● WHAT TO DO:
When you retype the records that follow, keep each word as it is and drop any pictures.

● RECORDS TO USE:
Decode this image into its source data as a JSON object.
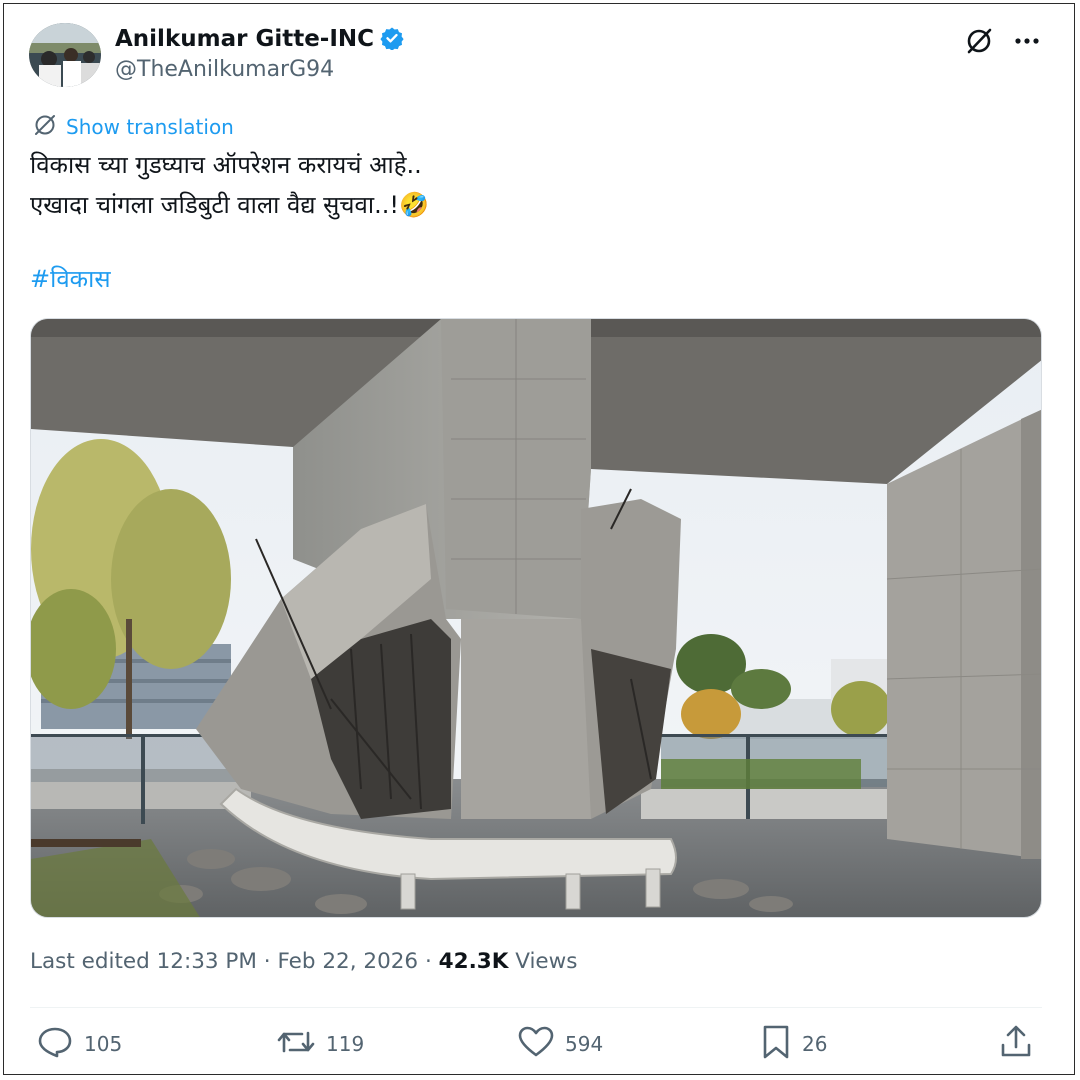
{
  "author": {
    "display_name": "Anilkumar Gitte-INC",
    "handle": "@TheAnilkumarG94",
    "verified": true
  },
  "header_icons": [
    "grok-icon",
    "more-icon"
  ],
  "translate": {
    "icon": "translate-icon",
    "label": "Show translation"
  },
  "tweet": {
    "lines": [
      "विकास च्या गुडघ्याच ऑपरेशन करायचं आहे..",
      "एखादा चांगला जडिबुटी वाला वैद्य सुचवा..!🤣"
    ],
    "hashtag": "#विकास"
  },
  "media": {
    "type": "photo"
  },
  "meta": {
    "edited_label": "Last edited",
    "time": "12:33 PM",
    "date": "Feb 22, 2026",
    "views_count": "42.3K",
    "views_label": "Views"
  },
  "actions": {
    "replies": "105",
    "reposts": "119",
    "likes": "594",
    "bookmarks": "26"
  },
  "colors": {
    "accent": "#1d9bf0",
    "muted": "#536471",
    "text": "#0f1419"
  }
}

● REPLY TO THE EXERCISE:
Decode this image into its source data as a JSON object.
{
  "author": {
    "display_name": "Anilkumar Gitte-INC",
    "handle": "@TheAnilkumarG94",
    "verified": true
  },
  "header_icons": [
    "grok-icon",
    "more-icon"
  ],
  "translate": {
    "icon": "translate-icon",
    "label": "Show translation"
  },
  "tweet": {
    "lines": [
      "विकास च्या गुडघ्याच ऑपरेशन करायचं आहे..",
      "एखादा चांगला जडिबुटी वाला वैद्य सुचवा..!🤣"
    ],
    "hashtag": "#विकास"
  },
  "media": {
    "type": "photo"
  },
  "meta": {
    "edited_label": "Last edited",
    "time": "12:33 PM",
    "date": "Feb 22, 2026",
    "views_count": "42.3K",
    "views_label": "Views"
  },
  "actions": {
    "replies": "105",
    "reposts": "119",
    "likes": "594",
    "bookmarks": "26"
  },
  "colors": {
    "accent": "#1d9bf0",
    "muted": "#536471",
    "text": "#0f1419"
  }
}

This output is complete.